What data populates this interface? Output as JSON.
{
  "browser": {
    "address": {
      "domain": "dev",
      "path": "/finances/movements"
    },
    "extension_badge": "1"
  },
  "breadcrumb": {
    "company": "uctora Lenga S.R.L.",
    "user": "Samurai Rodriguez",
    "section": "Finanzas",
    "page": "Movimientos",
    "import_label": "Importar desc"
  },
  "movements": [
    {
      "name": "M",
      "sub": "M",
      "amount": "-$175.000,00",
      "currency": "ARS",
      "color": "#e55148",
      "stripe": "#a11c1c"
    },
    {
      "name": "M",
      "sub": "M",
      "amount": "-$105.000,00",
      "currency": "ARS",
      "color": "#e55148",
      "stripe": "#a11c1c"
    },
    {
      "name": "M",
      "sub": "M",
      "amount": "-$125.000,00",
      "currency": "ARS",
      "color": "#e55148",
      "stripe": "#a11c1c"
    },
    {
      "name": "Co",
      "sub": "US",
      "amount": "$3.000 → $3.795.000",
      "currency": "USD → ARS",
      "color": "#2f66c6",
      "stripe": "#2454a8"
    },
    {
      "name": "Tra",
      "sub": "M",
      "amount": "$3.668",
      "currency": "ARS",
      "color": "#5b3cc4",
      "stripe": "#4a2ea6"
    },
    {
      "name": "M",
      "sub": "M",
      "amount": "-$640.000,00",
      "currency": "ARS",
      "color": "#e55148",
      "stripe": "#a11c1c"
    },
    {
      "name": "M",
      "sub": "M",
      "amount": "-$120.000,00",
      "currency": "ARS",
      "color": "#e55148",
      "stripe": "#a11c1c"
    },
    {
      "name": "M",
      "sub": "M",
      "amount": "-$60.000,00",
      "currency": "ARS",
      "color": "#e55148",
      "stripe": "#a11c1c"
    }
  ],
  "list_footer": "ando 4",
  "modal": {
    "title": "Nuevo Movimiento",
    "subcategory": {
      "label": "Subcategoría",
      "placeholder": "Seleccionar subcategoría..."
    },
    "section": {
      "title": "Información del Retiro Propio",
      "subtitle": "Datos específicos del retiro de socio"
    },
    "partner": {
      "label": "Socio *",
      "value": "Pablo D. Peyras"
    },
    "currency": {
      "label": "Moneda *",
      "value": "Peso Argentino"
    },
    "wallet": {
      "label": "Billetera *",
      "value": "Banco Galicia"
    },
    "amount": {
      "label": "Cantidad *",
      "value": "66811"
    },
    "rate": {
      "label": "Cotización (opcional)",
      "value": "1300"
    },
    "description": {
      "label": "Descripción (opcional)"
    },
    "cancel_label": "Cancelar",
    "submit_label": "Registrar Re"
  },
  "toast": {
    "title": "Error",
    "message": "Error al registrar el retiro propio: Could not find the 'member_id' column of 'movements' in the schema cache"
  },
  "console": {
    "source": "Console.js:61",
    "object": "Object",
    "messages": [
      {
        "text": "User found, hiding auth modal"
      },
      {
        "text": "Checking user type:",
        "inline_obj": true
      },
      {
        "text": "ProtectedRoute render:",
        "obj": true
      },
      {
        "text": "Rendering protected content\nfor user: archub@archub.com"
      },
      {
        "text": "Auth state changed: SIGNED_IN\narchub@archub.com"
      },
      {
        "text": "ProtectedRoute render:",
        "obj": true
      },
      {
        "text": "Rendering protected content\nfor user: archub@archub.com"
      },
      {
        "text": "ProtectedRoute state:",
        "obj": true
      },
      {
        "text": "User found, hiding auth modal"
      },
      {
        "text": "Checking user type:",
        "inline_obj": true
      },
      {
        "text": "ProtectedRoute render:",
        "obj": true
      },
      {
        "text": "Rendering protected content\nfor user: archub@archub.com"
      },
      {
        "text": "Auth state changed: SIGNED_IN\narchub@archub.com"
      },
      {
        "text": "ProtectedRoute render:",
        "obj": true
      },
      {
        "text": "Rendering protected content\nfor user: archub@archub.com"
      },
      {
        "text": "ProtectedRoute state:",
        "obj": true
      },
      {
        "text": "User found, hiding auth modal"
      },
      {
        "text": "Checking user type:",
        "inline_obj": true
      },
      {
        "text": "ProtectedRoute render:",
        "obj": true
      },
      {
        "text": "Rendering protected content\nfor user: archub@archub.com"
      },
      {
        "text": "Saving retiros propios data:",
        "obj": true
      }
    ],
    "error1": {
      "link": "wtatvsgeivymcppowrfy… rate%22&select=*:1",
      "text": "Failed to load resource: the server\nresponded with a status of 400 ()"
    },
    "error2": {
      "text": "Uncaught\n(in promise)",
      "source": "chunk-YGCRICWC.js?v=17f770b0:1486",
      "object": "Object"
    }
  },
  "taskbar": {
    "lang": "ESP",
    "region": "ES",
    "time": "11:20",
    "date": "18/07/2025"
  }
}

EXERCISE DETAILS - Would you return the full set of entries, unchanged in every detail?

EXERCISE OUTPUT -
What data populates this interface? Output as JSON.
{
  "browser": {
    "address": {
      "domain": "dev",
      "path": "/finances/movements"
    },
    "extension_badge": "1"
  },
  "breadcrumb": {
    "company": "uctora Lenga S.R.L.",
    "user": "Samurai Rodriguez",
    "section": "Finanzas",
    "page": "Movimientos",
    "import_label": "Importar desc"
  },
  "movements": [
    {
      "name": "M",
      "sub": "M",
      "amount": "-$175.000,00",
      "currency": "ARS",
      "color": "#e55148",
      "stripe": "#a11c1c"
    },
    {
      "name": "M",
      "sub": "M",
      "amount": "-$105.000,00",
      "currency": "ARS",
      "color": "#e55148",
      "stripe": "#a11c1c"
    },
    {
      "name": "M",
      "sub": "M",
      "amount": "-$125.000,00",
      "currency": "ARS",
      "color": "#e55148",
      "stripe": "#a11c1c"
    },
    {
      "name": "Co",
      "sub": "US",
      "amount": "$3.000 → $3.795.000",
      "currency": "USD → ARS",
      "color": "#2f66c6",
      "stripe": "#2454a8"
    },
    {
      "name": "Tra",
      "sub": "M",
      "amount": "$3.668",
      "currency": "ARS",
      "color": "#5b3cc4",
      "stripe": "#4a2ea6"
    },
    {
      "name": "M",
      "sub": "M",
      "amount": "-$640.000,00",
      "currency": "ARS",
      "color": "#e55148",
      "stripe": "#a11c1c"
    },
    {
      "name": "M",
      "sub": "M",
      "amount": "-$120.000,00",
      "currency": "ARS",
      "color": "#e55148",
      "stripe": "#a11c1c"
    },
    {
      "name": "M",
      "sub": "M",
      "amount": "-$60.000,00",
      "currency": "ARS",
      "color": "#e55148",
      "stripe": "#a11c1c"
    }
  ],
  "list_footer": "ando 4",
  "modal": {
    "title": "Nuevo Movimiento",
    "subcategory": {
      "label": "Subcategoría",
      "placeholder": "Seleccionar subcategoría..."
    },
    "section": {
      "title": "Información del Retiro Propio",
      "subtitle": "Datos específicos del retiro de socio"
    },
    "partner": {
      "label": "Socio *",
      "value": "Pablo D. Peyras"
    },
    "currency": {
      "label": "Moneda *",
      "value": "Peso Argentino"
    },
    "wallet": {
      "label": "Billetera *",
      "value": "Banco Galicia"
    },
    "amount": {
      "label": "Cantidad *",
      "value": "66811"
    },
    "rate": {
      "label": "Cotización (opcional)",
      "value": "1300"
    },
    "description": {
      "label": "Descripción (opcional)"
    },
    "cancel_label": "Cancelar",
    "submit_label": "Registrar Re"
  },
  "toast": {
    "title": "Error",
    "message": "Error al registrar el retiro propio: Could not find the 'member_id' column of 'movements' in the schema cache"
  },
  "console": {
    "source": "Console.js:61",
    "object": "Object",
    "messages": [
      {
        "text": "User found, hiding auth modal"
      },
      {
        "text": "Checking user type:",
        "inline_obj": true
      },
      {
        "text": "ProtectedRoute render:",
        "obj": true
      },
      {
        "text": "Rendering protected content\nfor user: archub@archub.com"
      },
      {
        "text": "Auth state changed: SIGNED_IN\narchub@archub.com"
      },
      {
        "text": "ProtectedRoute render:",
        "obj": true
      },
      {
        "text": "Rendering protected content\nfor user: archub@archub.com"
      },
      {
        "text": "ProtectedRoute state:",
        "obj": true
      },
      {
        "text": "User found, hiding auth modal"
      },
      {
        "text": "Checking user type:",
        "inline_obj": true
      },
      {
        "text": "ProtectedRoute render:",
        "obj": true
      },
      {
        "text": "Rendering protected content\nfor user: archub@archub.com"
      },
      {
        "text": "Auth state changed: SIGNED_IN\narchub@archub.com"
      },
      {
        "text": "ProtectedRoute render:",
        "obj": true
      },
      {
        "text": "Rendering protected content\nfor user: archub@archub.com"
      },
      {
        "text": "ProtectedRoute state:",
        "obj": true
      },
      {
        "text": "User found, hiding auth modal"
      },
      {
        "text": "Checking user type:",
        "inline_obj": true
      },
      {
        "text": "ProtectedRoute render:",
        "obj": true
      },
      {
        "text": "Rendering protected content\nfor user: archub@archub.com"
      },
      {
        "text": "Saving retiros propios data:",
        "obj": true
      }
    ],
    "error1": {
      "link": "wtatvsgeivymcppowrfy… rate%22&select=*:1",
      "text": "Failed to load resource: the server\nresponded with a status of 400 ()"
    },
    "error2": {
      "text": "Uncaught\n(in promise)",
      "source": "chunk-YGCRICWC.js?v=17f770b0:1486",
      "object": "Object"
    }
  },
  "taskbar": {
    "lang": "ESP",
    "region": "ES",
    "time": "11:20",
    "date": "18/07/2025"
  }
}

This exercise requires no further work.